----- Given data -----

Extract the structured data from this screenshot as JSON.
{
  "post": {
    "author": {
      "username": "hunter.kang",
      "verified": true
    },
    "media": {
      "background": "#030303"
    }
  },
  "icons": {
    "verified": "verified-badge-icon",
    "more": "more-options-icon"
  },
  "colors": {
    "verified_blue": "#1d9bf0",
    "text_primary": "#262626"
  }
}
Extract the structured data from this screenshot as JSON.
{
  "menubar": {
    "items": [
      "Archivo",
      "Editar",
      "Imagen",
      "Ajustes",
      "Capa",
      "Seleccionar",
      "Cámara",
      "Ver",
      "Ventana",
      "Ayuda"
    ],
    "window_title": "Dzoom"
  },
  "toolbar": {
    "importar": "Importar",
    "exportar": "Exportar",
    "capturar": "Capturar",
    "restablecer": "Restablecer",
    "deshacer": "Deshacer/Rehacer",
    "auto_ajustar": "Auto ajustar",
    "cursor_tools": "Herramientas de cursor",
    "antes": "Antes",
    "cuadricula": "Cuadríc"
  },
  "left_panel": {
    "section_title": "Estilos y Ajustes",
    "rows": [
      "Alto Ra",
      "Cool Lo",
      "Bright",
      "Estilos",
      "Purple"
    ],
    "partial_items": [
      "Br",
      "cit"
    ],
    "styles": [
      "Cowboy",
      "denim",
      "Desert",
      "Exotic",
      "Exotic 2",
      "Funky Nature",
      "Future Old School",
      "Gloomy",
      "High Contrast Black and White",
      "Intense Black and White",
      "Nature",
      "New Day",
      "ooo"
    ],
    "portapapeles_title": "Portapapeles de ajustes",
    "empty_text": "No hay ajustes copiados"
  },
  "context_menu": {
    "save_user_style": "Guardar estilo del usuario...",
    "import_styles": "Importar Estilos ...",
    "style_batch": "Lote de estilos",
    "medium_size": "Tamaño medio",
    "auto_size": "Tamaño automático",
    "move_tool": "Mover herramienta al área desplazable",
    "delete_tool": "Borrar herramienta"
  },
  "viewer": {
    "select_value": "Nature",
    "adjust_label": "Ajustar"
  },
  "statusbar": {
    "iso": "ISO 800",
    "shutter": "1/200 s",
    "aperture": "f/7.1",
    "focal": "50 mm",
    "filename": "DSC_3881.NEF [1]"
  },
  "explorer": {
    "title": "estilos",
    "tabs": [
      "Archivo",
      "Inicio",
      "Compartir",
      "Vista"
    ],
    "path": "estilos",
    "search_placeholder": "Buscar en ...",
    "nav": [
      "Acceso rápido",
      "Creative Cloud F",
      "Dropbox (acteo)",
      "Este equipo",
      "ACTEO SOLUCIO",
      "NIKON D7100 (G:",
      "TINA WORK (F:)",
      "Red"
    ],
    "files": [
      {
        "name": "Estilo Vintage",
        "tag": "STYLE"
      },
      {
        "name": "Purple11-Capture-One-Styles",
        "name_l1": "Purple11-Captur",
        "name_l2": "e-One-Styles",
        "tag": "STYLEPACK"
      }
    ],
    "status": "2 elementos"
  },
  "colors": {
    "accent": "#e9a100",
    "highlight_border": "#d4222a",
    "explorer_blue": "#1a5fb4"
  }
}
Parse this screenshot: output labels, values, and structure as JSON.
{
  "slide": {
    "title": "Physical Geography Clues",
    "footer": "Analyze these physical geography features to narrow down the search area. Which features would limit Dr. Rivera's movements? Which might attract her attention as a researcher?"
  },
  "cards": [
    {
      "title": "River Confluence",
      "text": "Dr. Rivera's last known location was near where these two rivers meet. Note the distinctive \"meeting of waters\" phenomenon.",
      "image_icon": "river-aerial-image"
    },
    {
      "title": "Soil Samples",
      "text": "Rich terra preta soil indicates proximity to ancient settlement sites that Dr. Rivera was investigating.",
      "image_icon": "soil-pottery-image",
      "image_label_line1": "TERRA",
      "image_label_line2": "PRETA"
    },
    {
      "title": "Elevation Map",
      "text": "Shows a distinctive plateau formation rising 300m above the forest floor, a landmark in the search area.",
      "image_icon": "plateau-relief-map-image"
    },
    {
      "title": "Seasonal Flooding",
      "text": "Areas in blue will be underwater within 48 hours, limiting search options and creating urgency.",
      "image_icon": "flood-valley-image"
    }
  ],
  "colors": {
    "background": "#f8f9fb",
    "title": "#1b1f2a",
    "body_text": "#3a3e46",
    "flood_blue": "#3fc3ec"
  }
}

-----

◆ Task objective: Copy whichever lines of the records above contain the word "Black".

◆ Result:
      "High Contrast Black and White",
      "Intense Black and White",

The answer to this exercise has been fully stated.